These efforts, initiated in 2012, corresponded with a reduction in the Center for Spine Health’s overall SSI rate from 3.7 percent in 2012 to 1.5 percent in 2013. Review of SSI rates by quarter (Figure) reveals a generally sustained reduction over the six most recent quarters, including two quarters in 2013 with rates of approximately 1 percent or less. Moreover, the center’s readmission rate has decreased in tandem with these SSI reductions, to an average of less than 7 percent in 2013-2014 from approximately 12 percent in 2011 and 2012.
Figure. Rates of surgical site infections (SSIs) in the Center for Spine Health have been reduced since implementation of protocols to reduce SSI risk factors in 2012.
Results like these have reinforced the center’s commitment to continuous quality improvement initiatives. These include such as the Spine Care Path to reduce unnecessary testing and referrals for cases of acute low back pain and a patient triaging system to ensure that patients are directed to the appropriate physician right away.
Our experience from the SSI initiative and these other efforts demonstrates that improving quality not only improves lives by reducing recovery times and improving outcomes, but it also reduces costs to both the patient and the system, thereby increasing the value of the care we provide.
Dr. Khalaf is a medical spine specialist int he Center for Spine Health.
Dr. Krishnaney is a spine surgeon in the Center for Spine Health.
- National Nosocomial Infections Surveillance System. National Nosocomial Infections Surveillance (NNIS) System Report, data summary from January 1992 through June 2004, issued October 2004. Am J Infect Control. 2004;32(8):470-485.
- Jones GA, Miele V, Benzel E. Prevention of operative infections: an evidence-based approach. In: Benzel E, ed. Spine Surgery: Techniques, Complication Avoidance, and Management. 3rd ed. Philadelphia: Elsevier Saunders; 2012:1891-1895.
- Edmiston CE Jr, Krepel CJ, Seabrook GR, et al. Preoperative shower revisited: can high topical antiseptic levels be achieved on the skin surface before surgical admission?

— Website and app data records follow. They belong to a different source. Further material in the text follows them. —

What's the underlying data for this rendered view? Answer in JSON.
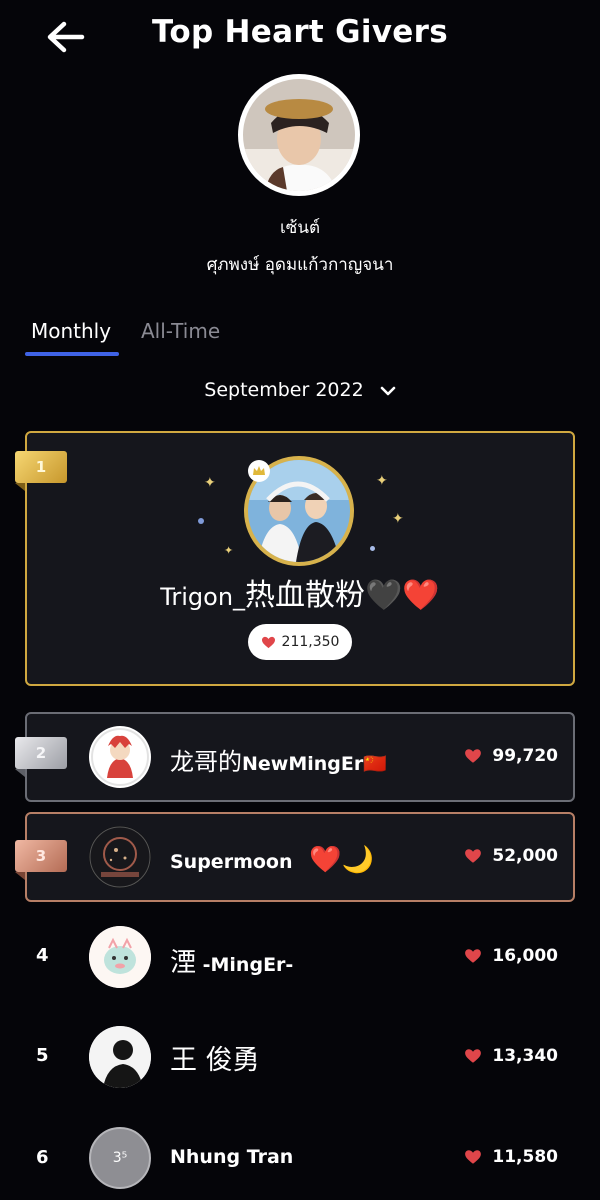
{
  "header": {
    "title": "Top Heart Givers",
    "back_icon": "arrow-left-icon"
  },
  "profile": {
    "nickname": "เซ้นต์",
    "full_name": "ศุภพงษ์ อุดมแก้วกาญจนา"
  },
  "tabs": [
    {
      "label": "Monthly",
      "active": true
    },
    {
      "label": "All-Time",
      "active": false
    }
  ],
  "period": {
    "label": "September 2022",
    "icon": "chevron-down-icon"
  },
  "colors": {
    "accent": "#3f63e6",
    "heart": "#e0464a",
    "gold": "#d0a840",
    "silver": "#a7a9b0",
    "bronze": "#b77f66"
  },
  "leaderboard": [
    {
      "rank": "1",
      "name_prefix": "Trigon_",
      "name_main": "热血散粉",
      "name_emoji": "🖤❤️",
      "score": "211,350"
    },
    {
      "rank": "2",
      "name_main": "龙哥的",
      "name_suffix": "NewMingEr",
      "name_emoji": "🇨🇳",
      "score": "99,720"
    },
    {
      "rank": "3",
      "name_main": "Supermoon",
      "name_emoji": "❤️🌙",
      "score": "52,000"
    },
    {
      "rank": "4",
      "name_main": "湮",
      "name_suffix": " -MingEr-",
      "score": "16,000"
    },
    {
      "rank": "5",
      "name_main": "王 俊勇",
      "score": "13,340"
    },
    {
      "rank": "6",
      "name_main": "Nhung Tran",
      "avatar_text": "3⁵",
      "score": "11,580"
    }
  ]
}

J Am Coll Surg. 2008;207(2):233-239.
- Sweet F, Roh M, Sliva C. Intrawound application of vancomycin for prophylaxis in instrumented thoracolumbar fusions: efficacy, drug levels, and patient outcomes. Spine. 2011;36(24):2084-2088.